* [YOUR OBJECTIVE]
Take each line of the records below that contains the string "Studio" and copy it.

* [Data records]
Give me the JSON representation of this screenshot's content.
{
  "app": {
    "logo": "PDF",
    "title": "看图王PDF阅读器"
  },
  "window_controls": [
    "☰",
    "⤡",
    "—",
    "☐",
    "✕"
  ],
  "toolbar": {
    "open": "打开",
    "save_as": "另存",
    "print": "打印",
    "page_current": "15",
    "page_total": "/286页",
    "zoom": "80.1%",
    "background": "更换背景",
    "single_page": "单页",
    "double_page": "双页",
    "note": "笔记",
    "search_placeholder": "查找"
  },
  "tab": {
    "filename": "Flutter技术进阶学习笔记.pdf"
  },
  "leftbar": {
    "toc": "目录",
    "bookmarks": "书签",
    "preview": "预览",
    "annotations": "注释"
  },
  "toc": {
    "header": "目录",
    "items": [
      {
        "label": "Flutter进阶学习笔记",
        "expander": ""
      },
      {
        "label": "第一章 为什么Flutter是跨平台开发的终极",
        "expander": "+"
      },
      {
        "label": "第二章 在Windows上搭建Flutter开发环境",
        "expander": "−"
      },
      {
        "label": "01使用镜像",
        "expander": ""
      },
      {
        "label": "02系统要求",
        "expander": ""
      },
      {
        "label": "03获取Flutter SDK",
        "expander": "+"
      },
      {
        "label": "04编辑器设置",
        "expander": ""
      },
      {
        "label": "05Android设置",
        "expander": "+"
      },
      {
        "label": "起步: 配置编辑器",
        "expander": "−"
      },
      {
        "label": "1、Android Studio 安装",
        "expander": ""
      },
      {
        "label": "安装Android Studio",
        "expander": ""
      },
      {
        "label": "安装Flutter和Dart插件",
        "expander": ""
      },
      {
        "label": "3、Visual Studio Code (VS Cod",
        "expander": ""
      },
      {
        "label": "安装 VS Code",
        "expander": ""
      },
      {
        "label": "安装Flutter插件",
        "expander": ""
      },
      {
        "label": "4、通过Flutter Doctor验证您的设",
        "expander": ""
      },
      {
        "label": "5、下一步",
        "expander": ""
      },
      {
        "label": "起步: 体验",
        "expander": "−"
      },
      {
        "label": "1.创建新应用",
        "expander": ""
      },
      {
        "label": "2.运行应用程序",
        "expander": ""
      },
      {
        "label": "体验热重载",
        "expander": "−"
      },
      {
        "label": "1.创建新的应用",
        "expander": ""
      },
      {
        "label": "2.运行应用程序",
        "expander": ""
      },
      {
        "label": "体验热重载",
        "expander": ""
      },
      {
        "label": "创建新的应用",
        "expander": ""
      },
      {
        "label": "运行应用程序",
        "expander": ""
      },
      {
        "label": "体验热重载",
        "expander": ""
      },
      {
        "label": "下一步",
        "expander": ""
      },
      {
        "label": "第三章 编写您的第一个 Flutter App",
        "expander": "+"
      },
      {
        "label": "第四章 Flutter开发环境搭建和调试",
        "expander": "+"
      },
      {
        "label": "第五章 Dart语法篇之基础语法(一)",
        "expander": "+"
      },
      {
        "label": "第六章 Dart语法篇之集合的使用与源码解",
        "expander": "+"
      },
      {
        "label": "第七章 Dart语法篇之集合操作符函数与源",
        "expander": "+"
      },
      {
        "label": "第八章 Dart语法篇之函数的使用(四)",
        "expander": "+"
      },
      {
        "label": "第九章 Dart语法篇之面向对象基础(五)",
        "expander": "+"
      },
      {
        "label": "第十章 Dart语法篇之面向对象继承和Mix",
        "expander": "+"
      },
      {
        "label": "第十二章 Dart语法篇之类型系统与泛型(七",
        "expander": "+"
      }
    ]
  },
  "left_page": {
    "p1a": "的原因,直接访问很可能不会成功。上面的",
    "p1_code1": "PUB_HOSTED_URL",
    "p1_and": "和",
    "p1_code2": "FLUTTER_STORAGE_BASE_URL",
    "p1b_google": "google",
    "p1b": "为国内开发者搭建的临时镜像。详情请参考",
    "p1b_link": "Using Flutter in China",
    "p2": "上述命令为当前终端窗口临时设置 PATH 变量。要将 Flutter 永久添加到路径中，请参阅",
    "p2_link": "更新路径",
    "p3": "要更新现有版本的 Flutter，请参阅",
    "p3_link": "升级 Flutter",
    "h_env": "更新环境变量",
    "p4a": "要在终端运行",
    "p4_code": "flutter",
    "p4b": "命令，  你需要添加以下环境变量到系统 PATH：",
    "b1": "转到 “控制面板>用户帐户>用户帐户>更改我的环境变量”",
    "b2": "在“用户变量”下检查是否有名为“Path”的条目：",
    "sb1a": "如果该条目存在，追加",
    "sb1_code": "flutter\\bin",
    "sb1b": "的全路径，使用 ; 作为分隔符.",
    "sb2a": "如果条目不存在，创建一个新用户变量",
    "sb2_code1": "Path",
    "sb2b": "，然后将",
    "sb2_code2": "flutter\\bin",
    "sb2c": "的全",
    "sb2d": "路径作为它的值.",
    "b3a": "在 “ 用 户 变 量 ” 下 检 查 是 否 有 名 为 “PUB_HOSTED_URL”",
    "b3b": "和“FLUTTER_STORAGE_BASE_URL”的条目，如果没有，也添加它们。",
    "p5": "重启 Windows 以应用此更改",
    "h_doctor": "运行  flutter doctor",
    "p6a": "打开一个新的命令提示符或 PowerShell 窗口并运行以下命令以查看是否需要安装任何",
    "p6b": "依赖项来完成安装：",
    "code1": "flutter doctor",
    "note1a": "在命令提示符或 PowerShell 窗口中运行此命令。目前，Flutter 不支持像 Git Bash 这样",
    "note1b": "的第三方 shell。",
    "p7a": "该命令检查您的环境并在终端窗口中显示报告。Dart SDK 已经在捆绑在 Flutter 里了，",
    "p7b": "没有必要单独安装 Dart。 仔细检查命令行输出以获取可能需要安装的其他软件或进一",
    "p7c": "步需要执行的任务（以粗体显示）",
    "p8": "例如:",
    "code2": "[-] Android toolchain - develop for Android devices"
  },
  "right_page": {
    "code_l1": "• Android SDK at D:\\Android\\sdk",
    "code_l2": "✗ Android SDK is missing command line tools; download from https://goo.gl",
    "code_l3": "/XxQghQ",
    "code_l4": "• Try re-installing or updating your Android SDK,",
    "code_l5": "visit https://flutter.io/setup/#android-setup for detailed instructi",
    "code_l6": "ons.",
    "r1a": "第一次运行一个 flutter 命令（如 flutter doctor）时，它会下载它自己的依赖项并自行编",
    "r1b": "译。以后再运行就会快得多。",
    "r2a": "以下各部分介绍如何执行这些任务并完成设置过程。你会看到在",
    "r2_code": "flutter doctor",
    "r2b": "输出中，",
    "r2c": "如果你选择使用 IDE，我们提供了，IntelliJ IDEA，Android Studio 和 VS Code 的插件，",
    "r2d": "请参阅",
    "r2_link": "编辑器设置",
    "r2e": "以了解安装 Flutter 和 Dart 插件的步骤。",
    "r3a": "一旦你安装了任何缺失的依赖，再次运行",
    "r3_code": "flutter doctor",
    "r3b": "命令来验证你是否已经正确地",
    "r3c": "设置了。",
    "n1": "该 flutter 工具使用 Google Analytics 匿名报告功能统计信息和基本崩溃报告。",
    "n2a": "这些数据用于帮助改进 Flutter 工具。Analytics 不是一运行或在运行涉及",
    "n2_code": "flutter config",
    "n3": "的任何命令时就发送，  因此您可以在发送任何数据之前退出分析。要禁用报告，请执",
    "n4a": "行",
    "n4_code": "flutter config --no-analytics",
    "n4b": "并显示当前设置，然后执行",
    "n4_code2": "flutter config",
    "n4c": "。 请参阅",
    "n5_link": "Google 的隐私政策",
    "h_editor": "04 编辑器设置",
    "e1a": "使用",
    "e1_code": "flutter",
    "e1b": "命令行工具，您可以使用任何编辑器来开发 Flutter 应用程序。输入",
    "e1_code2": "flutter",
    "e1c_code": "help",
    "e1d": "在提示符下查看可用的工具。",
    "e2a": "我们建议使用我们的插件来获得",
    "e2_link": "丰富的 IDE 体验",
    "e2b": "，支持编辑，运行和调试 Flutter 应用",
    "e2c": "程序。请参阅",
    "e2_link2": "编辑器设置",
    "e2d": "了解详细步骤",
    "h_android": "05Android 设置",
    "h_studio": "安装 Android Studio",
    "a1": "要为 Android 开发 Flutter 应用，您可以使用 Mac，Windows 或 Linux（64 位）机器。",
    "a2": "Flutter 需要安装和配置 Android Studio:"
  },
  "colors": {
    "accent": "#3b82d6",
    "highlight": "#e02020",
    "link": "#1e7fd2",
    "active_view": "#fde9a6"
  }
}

* [EXPECTED ANSWER]
        "label": "1、Android Studio 安装",
        "label": "安装Android Studio",
        "label": "3、Visual Studio Code (VS Cod",
    "r2c": "如果你选择使用 IDE，我们提供了，IntelliJ IDEA，Android Studio 和 VS Code 的插件，",
    "h_studio": "安装 Android Studio",
    "a2": "Flutter 需要安装和配置 Android Studio:"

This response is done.